Our Eva Air flight to Taiwan, as seen from the boarding gate at LAX.
After arriving in Kaohsiung, we spent the night at Helen's parents' house and then boarded a train to Hualien. It was a four hour train ride to Hualien, on Taiwan's east coast.
After arriving at the Hualien train station, we took a 45 minute bus ride to our first stop, Taroko National Park. The park's main attraction is the Taroko Gorge which it encompasses, one of the most beautiful attractions in all of Taiwan.
Helen poses in front of Taroko Gorge. The entire park is about 45 km long, and we saw about 20 km of it.
The Liwu River winds through the gorge. December is the dry season, but during the summer typhoons of 2005, the park suffered extensive damage as the water level rose tens of meters. During peak flooding, the water level was approximately the same height as where this picture was taken.
That afternoon, we hiked the Baiyang Waterfall trail. The first part of the trail passes through about 1km of dark tunnel, requiring us to use flashlights. Here we emerge from the tunnel.
Taroko is known as the "marble gorge" because of the large deposits of marble like these.
This trail and many others in the area consist of alternating ledges and tunnels.
Helen poses on a rock.
The water has a striking green color due to the mineral deposits dissolved from the rocks.
At last we reach Baiyang Waterfall. The trail was closed ahead, including this bridge, due to typhoon damage.
In the town of Tienhsiang there's a pretty Buddhist shrine on a hill.
The nuns prepare to close down the shrine for the day.
The town of Tienhsiang sits inside Taroko Gorge. Our hotel for the night was located here.
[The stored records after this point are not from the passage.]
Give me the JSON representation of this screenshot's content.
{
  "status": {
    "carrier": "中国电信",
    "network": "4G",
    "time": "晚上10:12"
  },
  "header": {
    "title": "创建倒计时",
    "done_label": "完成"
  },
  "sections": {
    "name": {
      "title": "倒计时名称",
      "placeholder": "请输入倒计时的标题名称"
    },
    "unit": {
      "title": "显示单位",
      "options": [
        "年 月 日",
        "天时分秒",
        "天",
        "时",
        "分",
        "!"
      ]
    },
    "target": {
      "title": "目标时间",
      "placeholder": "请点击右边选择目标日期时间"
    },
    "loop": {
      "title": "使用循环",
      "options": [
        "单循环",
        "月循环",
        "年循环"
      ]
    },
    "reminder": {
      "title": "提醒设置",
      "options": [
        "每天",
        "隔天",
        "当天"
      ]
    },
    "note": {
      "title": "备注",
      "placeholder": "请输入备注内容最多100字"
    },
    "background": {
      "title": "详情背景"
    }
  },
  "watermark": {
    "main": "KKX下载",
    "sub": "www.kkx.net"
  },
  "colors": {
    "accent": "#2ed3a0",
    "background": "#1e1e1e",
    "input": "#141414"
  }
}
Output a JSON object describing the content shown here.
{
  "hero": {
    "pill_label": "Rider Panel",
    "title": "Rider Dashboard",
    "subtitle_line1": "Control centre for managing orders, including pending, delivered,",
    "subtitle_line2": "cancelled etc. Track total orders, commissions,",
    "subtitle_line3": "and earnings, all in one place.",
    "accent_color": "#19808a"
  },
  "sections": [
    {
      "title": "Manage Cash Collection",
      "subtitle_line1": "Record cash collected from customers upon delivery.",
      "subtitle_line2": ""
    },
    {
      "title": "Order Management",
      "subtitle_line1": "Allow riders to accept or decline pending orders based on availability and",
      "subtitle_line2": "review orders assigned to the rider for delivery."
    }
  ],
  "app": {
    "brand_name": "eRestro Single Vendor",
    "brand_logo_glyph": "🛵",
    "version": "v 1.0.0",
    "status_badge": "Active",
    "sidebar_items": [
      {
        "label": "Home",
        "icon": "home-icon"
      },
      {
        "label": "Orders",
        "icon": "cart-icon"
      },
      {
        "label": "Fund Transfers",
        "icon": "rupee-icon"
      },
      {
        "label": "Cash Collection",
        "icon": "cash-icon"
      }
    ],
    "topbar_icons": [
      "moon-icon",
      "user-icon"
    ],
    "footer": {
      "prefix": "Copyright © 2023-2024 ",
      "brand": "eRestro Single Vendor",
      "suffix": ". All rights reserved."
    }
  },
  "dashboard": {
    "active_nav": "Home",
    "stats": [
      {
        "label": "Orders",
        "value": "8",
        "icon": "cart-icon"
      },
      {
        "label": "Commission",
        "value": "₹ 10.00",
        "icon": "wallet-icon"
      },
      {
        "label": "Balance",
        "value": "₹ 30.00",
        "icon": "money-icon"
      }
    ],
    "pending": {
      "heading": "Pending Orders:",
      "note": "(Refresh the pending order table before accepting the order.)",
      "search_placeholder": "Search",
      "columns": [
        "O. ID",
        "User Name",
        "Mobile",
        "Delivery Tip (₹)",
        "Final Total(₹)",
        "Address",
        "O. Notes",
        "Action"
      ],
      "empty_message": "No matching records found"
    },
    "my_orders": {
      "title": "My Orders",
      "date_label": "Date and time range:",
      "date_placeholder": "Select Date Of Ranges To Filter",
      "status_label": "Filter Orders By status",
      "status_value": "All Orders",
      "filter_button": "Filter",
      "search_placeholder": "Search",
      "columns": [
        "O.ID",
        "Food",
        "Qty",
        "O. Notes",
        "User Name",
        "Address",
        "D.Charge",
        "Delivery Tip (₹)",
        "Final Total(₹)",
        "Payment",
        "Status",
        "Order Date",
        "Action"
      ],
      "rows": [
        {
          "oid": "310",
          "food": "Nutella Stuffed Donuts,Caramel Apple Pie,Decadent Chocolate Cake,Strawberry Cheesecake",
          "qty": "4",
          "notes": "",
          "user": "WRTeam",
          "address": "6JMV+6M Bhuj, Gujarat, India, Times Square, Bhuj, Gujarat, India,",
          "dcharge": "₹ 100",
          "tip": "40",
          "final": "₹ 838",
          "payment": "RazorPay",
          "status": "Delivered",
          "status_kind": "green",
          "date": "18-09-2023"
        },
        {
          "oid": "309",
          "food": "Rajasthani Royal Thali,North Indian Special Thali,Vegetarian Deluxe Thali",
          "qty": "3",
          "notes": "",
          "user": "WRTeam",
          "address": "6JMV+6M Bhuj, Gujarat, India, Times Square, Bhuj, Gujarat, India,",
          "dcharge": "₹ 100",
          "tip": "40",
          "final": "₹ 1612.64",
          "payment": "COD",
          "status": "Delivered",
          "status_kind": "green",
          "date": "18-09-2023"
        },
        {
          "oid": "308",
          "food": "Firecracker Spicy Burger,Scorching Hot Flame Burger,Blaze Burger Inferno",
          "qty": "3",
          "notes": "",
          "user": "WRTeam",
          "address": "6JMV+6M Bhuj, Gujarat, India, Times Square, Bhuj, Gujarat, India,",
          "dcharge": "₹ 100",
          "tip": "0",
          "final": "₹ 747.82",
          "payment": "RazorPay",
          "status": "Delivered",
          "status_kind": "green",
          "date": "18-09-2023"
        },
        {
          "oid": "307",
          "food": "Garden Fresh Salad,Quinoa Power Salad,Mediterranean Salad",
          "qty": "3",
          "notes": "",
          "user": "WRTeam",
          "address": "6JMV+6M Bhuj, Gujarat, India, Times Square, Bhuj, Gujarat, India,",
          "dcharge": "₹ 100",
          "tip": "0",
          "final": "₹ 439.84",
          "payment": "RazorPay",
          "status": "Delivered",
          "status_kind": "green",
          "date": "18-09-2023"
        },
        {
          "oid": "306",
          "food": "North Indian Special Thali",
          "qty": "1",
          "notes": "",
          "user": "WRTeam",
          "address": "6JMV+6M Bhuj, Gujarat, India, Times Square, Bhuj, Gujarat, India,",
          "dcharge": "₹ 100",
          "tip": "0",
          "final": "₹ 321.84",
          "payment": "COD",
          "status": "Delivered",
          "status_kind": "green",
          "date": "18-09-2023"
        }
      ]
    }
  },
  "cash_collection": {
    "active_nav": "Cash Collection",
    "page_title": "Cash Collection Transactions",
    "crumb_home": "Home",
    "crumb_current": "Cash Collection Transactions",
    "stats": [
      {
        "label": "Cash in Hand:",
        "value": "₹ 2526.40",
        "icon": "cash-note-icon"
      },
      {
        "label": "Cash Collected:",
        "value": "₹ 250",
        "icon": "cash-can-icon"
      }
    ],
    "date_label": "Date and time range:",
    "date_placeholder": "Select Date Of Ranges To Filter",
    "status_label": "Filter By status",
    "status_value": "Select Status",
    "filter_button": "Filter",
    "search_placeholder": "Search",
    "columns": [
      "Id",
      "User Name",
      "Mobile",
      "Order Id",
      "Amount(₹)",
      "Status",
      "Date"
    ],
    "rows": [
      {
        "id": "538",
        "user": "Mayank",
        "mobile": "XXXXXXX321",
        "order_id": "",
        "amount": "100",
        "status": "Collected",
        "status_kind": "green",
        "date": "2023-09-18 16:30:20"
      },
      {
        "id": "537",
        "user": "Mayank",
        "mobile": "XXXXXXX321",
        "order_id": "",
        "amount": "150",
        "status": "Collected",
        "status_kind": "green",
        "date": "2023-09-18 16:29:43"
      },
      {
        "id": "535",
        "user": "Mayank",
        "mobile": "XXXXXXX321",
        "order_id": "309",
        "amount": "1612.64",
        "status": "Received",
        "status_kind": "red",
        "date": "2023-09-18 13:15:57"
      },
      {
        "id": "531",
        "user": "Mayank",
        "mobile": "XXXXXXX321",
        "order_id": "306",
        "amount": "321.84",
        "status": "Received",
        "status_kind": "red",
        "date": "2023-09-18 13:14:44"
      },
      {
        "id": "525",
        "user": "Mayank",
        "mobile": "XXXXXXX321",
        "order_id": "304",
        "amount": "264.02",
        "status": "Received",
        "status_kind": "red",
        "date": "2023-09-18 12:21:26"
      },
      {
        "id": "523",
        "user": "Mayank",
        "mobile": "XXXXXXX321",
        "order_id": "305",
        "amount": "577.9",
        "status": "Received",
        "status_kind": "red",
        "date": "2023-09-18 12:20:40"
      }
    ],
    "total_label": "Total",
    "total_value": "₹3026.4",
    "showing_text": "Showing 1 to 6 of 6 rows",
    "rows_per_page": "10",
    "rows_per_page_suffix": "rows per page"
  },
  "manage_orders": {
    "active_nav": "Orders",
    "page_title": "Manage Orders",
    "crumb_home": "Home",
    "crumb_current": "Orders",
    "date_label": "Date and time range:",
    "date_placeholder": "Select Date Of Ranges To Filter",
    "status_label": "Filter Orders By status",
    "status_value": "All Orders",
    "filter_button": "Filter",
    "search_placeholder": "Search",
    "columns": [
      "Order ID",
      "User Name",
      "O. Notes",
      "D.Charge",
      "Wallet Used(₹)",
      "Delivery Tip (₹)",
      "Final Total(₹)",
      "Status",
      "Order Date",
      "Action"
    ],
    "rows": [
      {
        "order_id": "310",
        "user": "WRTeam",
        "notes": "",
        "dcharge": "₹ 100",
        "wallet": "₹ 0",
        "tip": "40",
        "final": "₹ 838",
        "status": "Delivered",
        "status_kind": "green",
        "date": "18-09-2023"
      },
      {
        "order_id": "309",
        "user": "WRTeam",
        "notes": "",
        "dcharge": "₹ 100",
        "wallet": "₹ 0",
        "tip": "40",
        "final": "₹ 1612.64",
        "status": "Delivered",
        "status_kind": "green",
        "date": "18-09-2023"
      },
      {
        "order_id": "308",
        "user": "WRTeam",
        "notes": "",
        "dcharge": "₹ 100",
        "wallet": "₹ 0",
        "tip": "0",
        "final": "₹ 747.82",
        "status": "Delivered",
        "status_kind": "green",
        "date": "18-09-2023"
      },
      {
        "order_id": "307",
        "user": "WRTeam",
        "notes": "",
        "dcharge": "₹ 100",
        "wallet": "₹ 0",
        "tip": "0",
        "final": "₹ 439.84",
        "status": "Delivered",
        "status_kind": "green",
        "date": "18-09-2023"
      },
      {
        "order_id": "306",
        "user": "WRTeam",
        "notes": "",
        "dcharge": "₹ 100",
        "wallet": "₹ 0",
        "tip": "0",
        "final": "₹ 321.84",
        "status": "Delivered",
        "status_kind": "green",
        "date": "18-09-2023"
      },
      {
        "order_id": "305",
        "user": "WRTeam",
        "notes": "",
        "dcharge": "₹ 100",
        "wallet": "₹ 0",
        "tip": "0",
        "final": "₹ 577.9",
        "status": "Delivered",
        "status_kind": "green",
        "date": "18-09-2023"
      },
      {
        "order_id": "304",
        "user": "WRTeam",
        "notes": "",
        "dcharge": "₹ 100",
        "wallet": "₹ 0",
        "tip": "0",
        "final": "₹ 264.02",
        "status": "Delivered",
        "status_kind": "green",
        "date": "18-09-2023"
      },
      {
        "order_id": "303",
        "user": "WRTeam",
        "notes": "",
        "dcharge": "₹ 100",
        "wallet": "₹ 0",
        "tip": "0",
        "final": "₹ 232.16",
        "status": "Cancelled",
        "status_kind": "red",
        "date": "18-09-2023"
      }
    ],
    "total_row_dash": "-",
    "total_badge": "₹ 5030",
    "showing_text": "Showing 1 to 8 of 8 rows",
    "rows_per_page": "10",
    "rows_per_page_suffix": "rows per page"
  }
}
Part of this boardwalk on the grounds of our hotel was washed away by the recent typhoon.
Our hotel, the Grand Formosa Taroko.
The next day we joined an organized tour group for a trip through the gorge. Our guide, far right, told us about the geology, flora, and fauna of the park.
A magnificent view of Taroko from our trail high up on the gorge walls.
The trail includes lots of steep cliffs with rock overhangs such as this one.
The Tunnel of Nine Turns Trail, seen here, is notable because the two walls of the gorge are so close to each other.
Our group boards the bus.
The Shakadang trail starts by descending below this brightly painted bridge.
The rock overhangs on this trail are even more impressive. A common joke is that the overhang is so low because it was carved by the Japanese.
The river here winds between large marble boulders.
Another member of the tour admires the scenery.
Interesting patterns are layered into the marble, contrasting nicely with the green water.
Helen poses next to the river.
Another couple lounges on a rock.
Here, at the edge of the park, the Liwu river broadens into its flood plain before entering the Pacific Ocean.
The entrance to Taroko National Park.
An elementary school was there to sing Christmas carols that day.
The Eternal Spring Shrine is a picturesque shrine located on the face of the gorge walls.
There is a short trail to the shrine that passes through several tunnels. The shrine itself is a memorial to the workers who died building the highway through the gorge.
Inside the shrine.
A view down the gorge from the Eternal Spring Shrine.
A Taroko aboriginal woman demonstrates her weaving skill. The Taroko tribe is famous for its weaving.
A sculpture of the native Taroko people.
The Swallow Grotto, notable for its patterns of water erosion that resemble swallow nests.
A view of the precarious trail at Swallow Grotto.